* [Exercise aim]: Restating the records exactly is the whole task.

* [Dataset extract]:
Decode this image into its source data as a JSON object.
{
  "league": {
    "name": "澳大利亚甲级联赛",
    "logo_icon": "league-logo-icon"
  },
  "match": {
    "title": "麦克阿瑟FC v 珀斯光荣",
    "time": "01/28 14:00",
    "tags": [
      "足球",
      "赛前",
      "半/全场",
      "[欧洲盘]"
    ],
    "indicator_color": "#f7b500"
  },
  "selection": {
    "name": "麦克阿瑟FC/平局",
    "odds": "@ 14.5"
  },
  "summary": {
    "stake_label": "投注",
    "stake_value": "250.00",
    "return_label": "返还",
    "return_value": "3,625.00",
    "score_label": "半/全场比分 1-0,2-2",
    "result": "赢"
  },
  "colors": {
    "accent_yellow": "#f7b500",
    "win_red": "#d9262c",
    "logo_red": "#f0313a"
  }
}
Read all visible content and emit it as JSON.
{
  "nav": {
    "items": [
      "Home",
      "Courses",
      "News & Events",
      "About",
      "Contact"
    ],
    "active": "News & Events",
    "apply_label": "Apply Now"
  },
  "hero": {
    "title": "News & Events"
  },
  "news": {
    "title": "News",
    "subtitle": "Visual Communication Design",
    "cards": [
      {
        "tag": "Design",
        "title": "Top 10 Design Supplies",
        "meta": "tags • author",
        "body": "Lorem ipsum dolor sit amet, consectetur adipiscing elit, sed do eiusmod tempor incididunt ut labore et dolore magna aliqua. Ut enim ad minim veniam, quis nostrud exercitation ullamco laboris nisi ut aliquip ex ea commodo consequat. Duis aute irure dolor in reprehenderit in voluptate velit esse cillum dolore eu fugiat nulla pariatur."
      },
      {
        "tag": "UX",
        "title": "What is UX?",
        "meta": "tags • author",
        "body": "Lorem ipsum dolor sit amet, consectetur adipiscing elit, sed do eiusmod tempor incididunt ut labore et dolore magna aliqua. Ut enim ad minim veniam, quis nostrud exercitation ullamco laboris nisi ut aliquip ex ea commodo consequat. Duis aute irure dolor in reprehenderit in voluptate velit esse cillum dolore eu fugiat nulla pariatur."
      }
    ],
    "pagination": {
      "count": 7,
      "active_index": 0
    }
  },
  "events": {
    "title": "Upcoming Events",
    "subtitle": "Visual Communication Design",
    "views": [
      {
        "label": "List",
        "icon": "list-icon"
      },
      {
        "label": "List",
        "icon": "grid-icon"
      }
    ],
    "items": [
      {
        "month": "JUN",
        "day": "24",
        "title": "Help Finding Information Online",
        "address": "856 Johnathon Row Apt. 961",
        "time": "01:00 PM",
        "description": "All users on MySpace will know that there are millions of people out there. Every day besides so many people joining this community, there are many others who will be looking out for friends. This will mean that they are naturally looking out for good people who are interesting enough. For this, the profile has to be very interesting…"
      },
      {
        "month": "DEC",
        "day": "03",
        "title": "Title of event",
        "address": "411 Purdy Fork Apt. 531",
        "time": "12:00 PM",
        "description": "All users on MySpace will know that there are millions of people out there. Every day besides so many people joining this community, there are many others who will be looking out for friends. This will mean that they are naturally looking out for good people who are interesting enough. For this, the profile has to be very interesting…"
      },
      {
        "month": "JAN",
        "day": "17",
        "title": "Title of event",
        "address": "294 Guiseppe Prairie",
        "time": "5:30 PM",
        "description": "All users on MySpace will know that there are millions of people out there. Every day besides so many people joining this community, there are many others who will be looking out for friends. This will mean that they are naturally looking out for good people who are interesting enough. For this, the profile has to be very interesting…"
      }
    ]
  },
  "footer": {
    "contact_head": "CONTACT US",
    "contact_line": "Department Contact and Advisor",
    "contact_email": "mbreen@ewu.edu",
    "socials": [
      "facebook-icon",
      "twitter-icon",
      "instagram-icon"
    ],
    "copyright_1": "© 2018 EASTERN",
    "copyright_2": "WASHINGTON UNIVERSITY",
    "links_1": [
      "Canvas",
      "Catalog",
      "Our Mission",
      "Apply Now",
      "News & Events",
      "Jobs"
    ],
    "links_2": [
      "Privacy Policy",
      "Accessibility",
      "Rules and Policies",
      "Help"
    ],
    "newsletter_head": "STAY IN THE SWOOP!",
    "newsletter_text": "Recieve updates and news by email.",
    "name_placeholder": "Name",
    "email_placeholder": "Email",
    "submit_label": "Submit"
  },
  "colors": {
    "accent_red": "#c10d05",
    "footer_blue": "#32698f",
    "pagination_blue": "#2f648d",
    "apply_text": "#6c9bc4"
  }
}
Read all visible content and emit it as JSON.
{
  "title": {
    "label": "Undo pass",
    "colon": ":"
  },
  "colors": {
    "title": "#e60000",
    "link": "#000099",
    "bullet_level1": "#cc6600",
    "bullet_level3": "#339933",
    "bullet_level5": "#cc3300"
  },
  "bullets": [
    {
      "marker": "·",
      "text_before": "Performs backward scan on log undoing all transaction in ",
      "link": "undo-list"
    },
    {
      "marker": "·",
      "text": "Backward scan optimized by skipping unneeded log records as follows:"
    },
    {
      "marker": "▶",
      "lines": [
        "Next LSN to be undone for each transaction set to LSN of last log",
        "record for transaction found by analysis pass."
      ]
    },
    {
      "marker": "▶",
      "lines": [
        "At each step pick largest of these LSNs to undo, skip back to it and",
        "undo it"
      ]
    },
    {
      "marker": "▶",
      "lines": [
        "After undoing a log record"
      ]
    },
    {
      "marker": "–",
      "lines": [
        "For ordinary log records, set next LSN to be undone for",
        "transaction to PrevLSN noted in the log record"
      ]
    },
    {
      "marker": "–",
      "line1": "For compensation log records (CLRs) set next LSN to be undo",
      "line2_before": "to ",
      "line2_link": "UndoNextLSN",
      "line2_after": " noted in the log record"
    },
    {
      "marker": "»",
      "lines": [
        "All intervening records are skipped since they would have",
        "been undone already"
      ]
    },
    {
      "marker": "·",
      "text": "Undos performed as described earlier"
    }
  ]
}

* [Solution below]:
Decode this image into its source data as a JSON object.
{
  "league": {
    "name": "澳大利亚甲级联赛",
    "logo_icon": "league-logo-icon"
  },
  "match": {
    "title": "麦克阿瑟FC v 珀斯光荣",
    "time": "01/28 14:00",
    "tags": [
      "足球",
      "赛前",
      "半/全场",
      "[欧洲盘]"
    ],
    "indicator_color": "#f7b500"
  },
  "selection": {
    "name": "麦克阿瑟FC/平局",
    "odds": "@ 14.5"
  },
  "summary": {
    "stake_label": "投注",
    "stake_value": "250.00",
    "return_label": "返还",
    "return_value": "3,625.00",
    "score_label": "半/全场比分 1-0,2-2",
    "result": "赢"
  },
  "colors": {
    "accent_yellow": "#f7b500",
    "win_red": "#d9262c",
    "logo_red": "#f0313a"
  }
}
Read all visible content and emit it as JSON.
{
  "nav": {
    "items": [
      "Home",
      "Courses",
      "News & Events",
      "About",
      "Contact"
    ],
    "active": "News & Events",
    "apply_label": "Apply Now"
  },
  "hero": {
    "title": "News & Events"
  },
  "news": {
    "title": "News",
    "subtitle": "Visual Communication Design",
    "cards": [
      {
        "tag": "Design",
        "title": "Top 10 Design Supplies",
        "meta": "tags • author",
        "body": "Lorem ipsum dolor sit amet, consectetur adipiscing elit, sed do eiusmod tempor incididunt ut labore et dolore magna aliqua. Ut enim ad minim veniam, quis nostrud exercitation ullamco laboris nisi ut aliquip ex ea commodo consequat. Duis aute irure dolor in reprehenderit in voluptate velit esse cillum dolore eu fugiat nulla pariatur."
      },
      {
        "tag": "UX",
        "title": "What is UX?",
        "meta": "tags • author",
        "body": "Lorem ipsum dolor sit amet, consectetur adipiscing elit, sed do eiusmod tempor incididunt ut labore et dolore magna aliqua. Ut enim ad minim veniam, quis nostrud exercitation ullamco laboris nisi ut aliquip ex ea commodo consequat. Duis aute irure dolor in reprehenderit in voluptate velit esse cillum dolore eu fugiat nulla pariatur."
      }
    ],
    "pagination": {
      "count": 7,
      "active_index": 0
    }
  },
  "events": {
    "title": "Upcoming Events",
    "subtitle": "Visual Communication Design",
    "views": [
      {
        "label": "List",
        "icon": "list-icon"
      },
      {
        "label": "List",
        "icon": "grid-icon"
      }
    ],
    "items": [
      {
        "month": "JUN",
        "day": "24",
        "title": "Help Finding Information Online",
        "address": "856 Johnathon Row Apt. 961",
        "time": "01:00 PM",
        "description": "All users on MySpace will know that there are millions of people out there. Every day besides so many people joining this community, there are many others who will be looking out for friends. This will mean that they are naturally looking out for good people who are interesting enough. For this, the profile has to be very interesting…"
      },
      {
        "month": "DEC",
        "day": "03",
        "title": "Title of event",
        "address": "411 Purdy Fork Apt. 531",
        "time": "12:00 PM",
        "description": "All users on MySpace will know that there are millions of people out there. Every day besides so many people joining this community, there are many others who will be looking out for friends. This will mean that they are naturally looking out for good people who are interesting enough. For this, the profile has to be very interesting…"
      },
      {
        "month": "JAN",
        "day": "17",
        "title": "Title of event",
        "address": "294 Guiseppe Prairie",
        "time": "5:30 PM",
        "description": "All users on MySpace will know that there are millions of people out there. Every day besides so many people joining this community, there are many others who will be looking out for friends. This will mean that they are naturally looking out for good people who are interesting enough. For this, the profile has to be very interesting…"
      }
    ]
  },
  "footer": {
    "contact_head": "CONTACT US",
    "contact_line": "Department Contact and Advisor",
    "contact_email": "mbreen@ewu.edu",
    "socials": [
      "facebook-icon",
      "twitter-icon",
      "instagram-icon"
    ],
    "copyright_1": "© 2018 EASTERN",
    "copyright_2": "WASHINGTON UNIVERSITY",
    "links_1": [
      "Canvas",
      "Catalog",
      "Our Mission",
      "Apply Now",
      "News & Events",
      "Jobs"
    ],
    "links_2": [
      "Privacy Policy",
      "Accessibility",
      "Rules and Policies",
      "Help"
    ],
    "newsletter_head": "STAY IN THE SWOOP!",
    "newsletter_text": "Recieve updates and news by email.",
    "name_placeholder": "Name",
    "email_placeholder": "Email",
    "submit_label": "Submit"
  },
  "colors": {
    "accent_red": "#c10d05",
    "footer_blue": "#32698f",
    "pagination_blue": "#2f648d",
    "apply_text": "#6c9bc4"
  }
}
Read all visible content and emit it as JSON.
{
  "title": {
    "label": "Undo pass",
    "colon": ":"
  },
  "colors": {
    "title": "#e60000",
    "link": "#000099",
    "bullet_level1": "#cc6600",
    "bullet_level3": "#339933",
    "bullet_level5": "#cc3300"
  },
  "bullets": [
    {
      "marker": "·",
      "text_before": "Performs backward scan on log undoing all transaction in ",
      "link": "undo-list"
    },
    {
      "marker": "·",
      "text": "Backward scan optimized by skipping unneeded log records as follows:"
    },
    {
      "marker": "▶",
      "lines": [
        "Next LSN to be undone for each transaction set to LSN of last log",
        "record for transaction found by analysis pass."
      ]
    },
    {
      "marker": "▶",
      "lines": [
        "At each step pick largest of these LSNs to undo, skip back to it and",
        "undo it"
      ]
    },
    {
      "marker": "▶",
      "lines": [
        "After undoing a log record"
      ]
    },
    {
      "marker": "–",
      "lines": [
        "For ordinary log records, set next LSN to be undone for",
        "transaction to PrevLSN noted in the log record"
      ]
    },
    {
      "marker": "–",
      "line1": "For compensation log records (CLRs) set next LSN to be undo",
      "line2_before": "to ",
      "line2_link": "UndoNextLSN",
      "line2_after": " noted in the log record"
    },
    {
      "marker": "»",
      "lines": [
        "All intervening records are skipped since they would have",
        "been undone already"
      ]
    },
    {
      "marker": "·",
      "text": "Undos performed as described earlier"
    }
  ]
}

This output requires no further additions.